[Interface dataset entries]
********
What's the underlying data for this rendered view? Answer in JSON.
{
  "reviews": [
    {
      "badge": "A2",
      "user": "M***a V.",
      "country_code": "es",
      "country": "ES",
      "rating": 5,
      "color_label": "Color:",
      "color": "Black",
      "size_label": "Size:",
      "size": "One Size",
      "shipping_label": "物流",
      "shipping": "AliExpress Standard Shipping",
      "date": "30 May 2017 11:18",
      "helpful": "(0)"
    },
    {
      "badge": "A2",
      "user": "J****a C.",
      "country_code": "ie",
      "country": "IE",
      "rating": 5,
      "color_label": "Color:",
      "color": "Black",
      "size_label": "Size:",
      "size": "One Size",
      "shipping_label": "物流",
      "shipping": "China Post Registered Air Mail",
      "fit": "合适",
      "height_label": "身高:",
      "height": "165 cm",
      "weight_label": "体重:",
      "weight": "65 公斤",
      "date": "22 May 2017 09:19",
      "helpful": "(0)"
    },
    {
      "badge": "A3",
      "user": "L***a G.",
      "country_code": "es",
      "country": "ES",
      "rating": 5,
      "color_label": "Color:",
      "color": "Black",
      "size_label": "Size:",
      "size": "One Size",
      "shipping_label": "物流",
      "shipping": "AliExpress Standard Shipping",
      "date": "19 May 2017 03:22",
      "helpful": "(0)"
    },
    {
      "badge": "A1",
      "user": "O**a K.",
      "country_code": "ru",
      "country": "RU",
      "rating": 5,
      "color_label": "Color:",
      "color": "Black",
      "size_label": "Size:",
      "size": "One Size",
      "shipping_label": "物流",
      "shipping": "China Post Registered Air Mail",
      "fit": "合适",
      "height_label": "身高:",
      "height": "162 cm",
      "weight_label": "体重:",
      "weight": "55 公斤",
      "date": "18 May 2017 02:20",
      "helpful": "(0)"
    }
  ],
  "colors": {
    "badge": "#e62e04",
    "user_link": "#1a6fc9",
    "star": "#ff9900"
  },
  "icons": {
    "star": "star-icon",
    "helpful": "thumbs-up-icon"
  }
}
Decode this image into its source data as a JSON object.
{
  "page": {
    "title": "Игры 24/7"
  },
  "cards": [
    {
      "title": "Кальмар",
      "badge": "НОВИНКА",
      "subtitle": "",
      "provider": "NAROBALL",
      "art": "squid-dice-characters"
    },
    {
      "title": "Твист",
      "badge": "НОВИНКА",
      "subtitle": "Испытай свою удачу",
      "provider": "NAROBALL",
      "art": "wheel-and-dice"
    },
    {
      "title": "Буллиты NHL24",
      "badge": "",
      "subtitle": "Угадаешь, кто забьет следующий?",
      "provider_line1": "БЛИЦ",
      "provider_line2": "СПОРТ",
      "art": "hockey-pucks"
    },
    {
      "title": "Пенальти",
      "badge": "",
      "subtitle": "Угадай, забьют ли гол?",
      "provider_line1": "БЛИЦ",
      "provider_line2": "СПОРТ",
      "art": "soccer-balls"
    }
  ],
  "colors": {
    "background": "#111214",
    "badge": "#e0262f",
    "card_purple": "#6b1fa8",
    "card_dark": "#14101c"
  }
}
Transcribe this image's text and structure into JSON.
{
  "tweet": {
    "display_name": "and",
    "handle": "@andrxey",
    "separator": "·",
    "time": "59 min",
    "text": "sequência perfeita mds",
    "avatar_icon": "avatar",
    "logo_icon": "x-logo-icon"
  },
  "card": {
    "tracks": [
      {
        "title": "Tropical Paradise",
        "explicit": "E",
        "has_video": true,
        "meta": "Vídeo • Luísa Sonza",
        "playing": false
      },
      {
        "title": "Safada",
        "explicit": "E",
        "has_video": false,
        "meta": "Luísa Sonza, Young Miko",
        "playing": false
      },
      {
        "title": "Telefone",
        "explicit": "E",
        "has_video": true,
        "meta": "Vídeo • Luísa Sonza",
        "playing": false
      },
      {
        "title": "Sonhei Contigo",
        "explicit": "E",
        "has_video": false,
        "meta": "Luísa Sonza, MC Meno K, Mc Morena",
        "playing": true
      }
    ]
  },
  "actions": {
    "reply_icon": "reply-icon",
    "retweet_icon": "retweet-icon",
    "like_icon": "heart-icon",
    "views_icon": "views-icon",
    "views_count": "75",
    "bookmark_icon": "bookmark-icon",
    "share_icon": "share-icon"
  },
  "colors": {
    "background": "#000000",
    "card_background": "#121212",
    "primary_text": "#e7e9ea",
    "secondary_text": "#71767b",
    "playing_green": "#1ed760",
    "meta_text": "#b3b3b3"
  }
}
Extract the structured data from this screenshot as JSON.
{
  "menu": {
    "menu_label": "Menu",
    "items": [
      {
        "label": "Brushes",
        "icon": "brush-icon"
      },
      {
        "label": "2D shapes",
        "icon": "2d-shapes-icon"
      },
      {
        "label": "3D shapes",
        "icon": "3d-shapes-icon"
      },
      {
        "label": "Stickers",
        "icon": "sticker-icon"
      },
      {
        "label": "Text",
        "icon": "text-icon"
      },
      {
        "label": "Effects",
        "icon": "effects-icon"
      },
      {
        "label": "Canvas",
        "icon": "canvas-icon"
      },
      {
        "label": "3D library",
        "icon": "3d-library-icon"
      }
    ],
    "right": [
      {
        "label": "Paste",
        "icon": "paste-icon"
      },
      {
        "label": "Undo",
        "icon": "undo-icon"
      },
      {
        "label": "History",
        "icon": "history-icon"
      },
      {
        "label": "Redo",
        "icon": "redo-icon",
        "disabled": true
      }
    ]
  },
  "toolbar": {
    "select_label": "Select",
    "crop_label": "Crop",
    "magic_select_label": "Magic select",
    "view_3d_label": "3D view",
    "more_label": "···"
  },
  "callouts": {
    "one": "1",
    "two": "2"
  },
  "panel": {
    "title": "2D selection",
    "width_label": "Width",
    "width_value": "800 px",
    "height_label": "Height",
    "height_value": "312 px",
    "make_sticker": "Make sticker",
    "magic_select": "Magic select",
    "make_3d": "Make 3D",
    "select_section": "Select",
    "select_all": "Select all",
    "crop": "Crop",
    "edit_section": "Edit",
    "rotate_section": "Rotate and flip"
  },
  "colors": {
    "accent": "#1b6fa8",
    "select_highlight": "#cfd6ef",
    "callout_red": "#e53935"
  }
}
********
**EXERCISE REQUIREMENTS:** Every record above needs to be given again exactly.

**RESULT:**
What's the underlying data for this rendered view? Answer in JSON.
{
  "reviews": [
    {
      "badge": "A2",
      "user": "M***a V.",
      "country_code": "es",
      "country": "ES",
      "rating": 5,
      "color_label": "Color:",
      "color": "Black",
      "size_label": "Size:",
      "size": "One Size",
      "shipping_label": "物流",
      "shipping": "AliExpress Standard Shipping",
      "date": "30 May 2017 11:18",
      "helpful": "(0)"
    },
    {
      "badge": "A2",
      "user": "J****a C.",
      "country_code": "ie",
      "country": "IE",
      "rating": 5,
      "color_label": "Color:",
      "color": "Black",
      "size_label": "Size:",
      "size": "One Size",
      "shipping_label": "物流",
      "shipping": "China Post Registered Air Mail",
      "fit": "合适",
      "height_label": "身高:",
      "height": "165 cm",
      "weight_label": "体重:",
      "weight": "65 公斤",
      "date": "22 May 2017 09:19",
      "helpful": "(0)"
    },
    {
      "badge": "A3",
      "user": "L***a G.",
      "country_code": "es",
      "country": "ES",
      "rating": 5,
      "color_label": "Color:",
      "color": "Black",
      "size_label": "Size:",
      "size": "One Size",
      "shipping_label": "物流",
      "shipping": "AliExpress Standard Shipping",
      "date": "19 May 2017 03:22",
      "helpful": "(0)"
    },
    {
      "badge": "A1",
      "user": "O**a K.",
      "country_code": "ru",
      "country": "RU",
      "rating": 5,
      "color_label": "Color:",
      "color": "Black",
      "size_label": "Size:",
      "size": "One Size",
      "shipping_label": "物流",
      "shipping": "China Post Registered Air Mail",
      "fit": "合适",
      "height_label": "身高:",
      "height": "162 cm",
      "weight_label": "体重:",
      "weight": "55 公斤",
      "date": "18 May 2017 02:20",
      "helpful": "(0)"
    }
  ],
  "colors": {
    "badge": "#e62e04",
    "user_link": "#1a6fc9",
    "star": "#ff9900"
  },
  "icons": {
    "star": "star-icon",
    "helpful": "thumbs-up-icon"
  }
}
Decode this image into its source data as a JSON object.
{
  "page": {
    "title": "Игры 24/7"
  },
  "cards": [
    {
      "title": "Кальмар",
      "badge": "НОВИНКА",
      "subtitle": "",
      "provider": "NAROBALL",
      "art": "squid-dice-characters"
    },
    {
      "title": "Твист",
      "badge": "НОВИНКА",
      "subtitle": "Испытай свою удачу",
      "provider": "NAROBALL",
      "art": "wheel-and-dice"
    },
    {
      "title": "Буллиты NHL24",
      "badge": "",
      "subtitle": "Угадаешь, кто забьет следующий?",
      "provider_line1": "БЛИЦ",
      "provider_line2": "СПОРТ",
      "art": "hockey-pucks"
    },
    {
      "title": "Пенальти",
      "badge": "",
      "subtitle": "Угадай, забьют ли гол?",
      "provider_line1": "БЛИЦ",
      "provider_line2": "СПОРТ",
      "art": "soccer-balls"
    }
  ],
  "colors": {
    "background": "#111214",
    "badge": "#e0262f",
    "card_purple": "#6b1fa8",
    "card_dark": "#14101c"
  }
}
Transcribe this image's text and structure into JSON.
{
  "tweet": {
    "display_name": "and",
    "handle": "@andrxey",
    "separator": "·",
    "time": "59 min",
    "text": "sequência perfeita mds",
    "avatar_icon": "avatar",
    "logo_icon": "x-logo-icon"
  },
  "card": {
    "tracks": [
      {
        "title": "Tropical Paradise",
        "explicit": "E",
        "has_video": true,
        "meta": "Vídeo • Luísa Sonza",
        "playing": false
      },
      {
        "title": "Safada",
        "explicit": "E",
        "has_video": false,
        "meta": "Luísa Sonza, Young Miko",
        "playing": false
      },
      {
        "title": "Telefone",
        "explicit": "E",
        "has_video": true,
        "meta": "Vídeo • Luísa Sonza",
        "playing": false
      },
      {
        "title": "Sonhei Contigo",
        "explicit": "E",
        "has_video": false,
        "meta": "Luísa Sonza, MC Meno K, Mc Morena",
        "playing": true
      }
    ]
  },
  "actions": {
    "reply_icon": "reply-icon",
    "retweet_icon": "retweet-icon",
    "like_icon": "heart-icon",
    "views_icon": "views-icon",
    "views_count": "75",
    "bookmark_icon": "bookmark-icon",
    "share_icon": "share-icon"
  },
  "colors": {
    "background": "#000000",
    "card_background": "#121212",
    "primary_text": "#e7e9ea",
    "secondary_text": "#71767b",
    "playing_green": "#1ed760",
    "meta_text": "#b3b3b3"
  }
}
Extract the structured data from this screenshot as JSON.
{
  "menu": {
    "menu_label": "Menu",
    "items": [
      {
        "label": "Brushes",
        "icon": "brush-icon"
      },
      {
        "label": "2D shapes",
        "icon": "2d-shapes-icon"
      },
      {
        "label": "3D shapes",
        "icon": "3d-shapes-icon"
      },
      {
        "label": "Stickers",
        "icon": "sticker-icon"
      },
      {
        "label": "Text",
        "icon": "text-icon"
      },
      {
        "label": "Effects",
        "icon": "effects-icon"
      },
      {
        "label": "Canvas",
        "icon": "canvas-icon"
      },
      {
        "label": "3D library",
        "icon": "3d-library-icon"
      }
    ],
    "right": [
      {
        "label": "Paste",
        "icon": "paste-icon"
      },
      {
        "label": "Undo",
        "icon": "undo-icon"
      },
      {
        "label": "History",
        "icon": "history-icon"
      },
      {
        "label": "Redo",
        "icon": "redo-icon",
        "disabled": true
      }
    ]
  },
  "toolbar": {
    "select_label": "Select",
    "crop_label": "Crop",
    "magic_select_label": "Magic select",
    "view_3d_label": "3D view",
    "more_label": "···"
  },
  "callouts": {
    "one": "1",
    "two": "2"
  },
  "panel": {
    "title": "2D selection",
    "width_label": "Width",
    "width_value": "800 px",
    "height_label": "Height",
    "height_value": "312 px",
    "make_sticker": "Make sticker",
    "magic_select": "Magic select",
    "make_3d": "Make 3D",
    "select_section": "Select",
    "select_all": "Select all",
    "crop": "Crop",
    "edit_section": "Edit",
    "rotate_section": "Rotate and flip"
  },
  "colors": {
    "accent": "#1b6fa8",
    "select_highlight": "#cfd6ef",
    "callout_red": "#e53935"
  }
}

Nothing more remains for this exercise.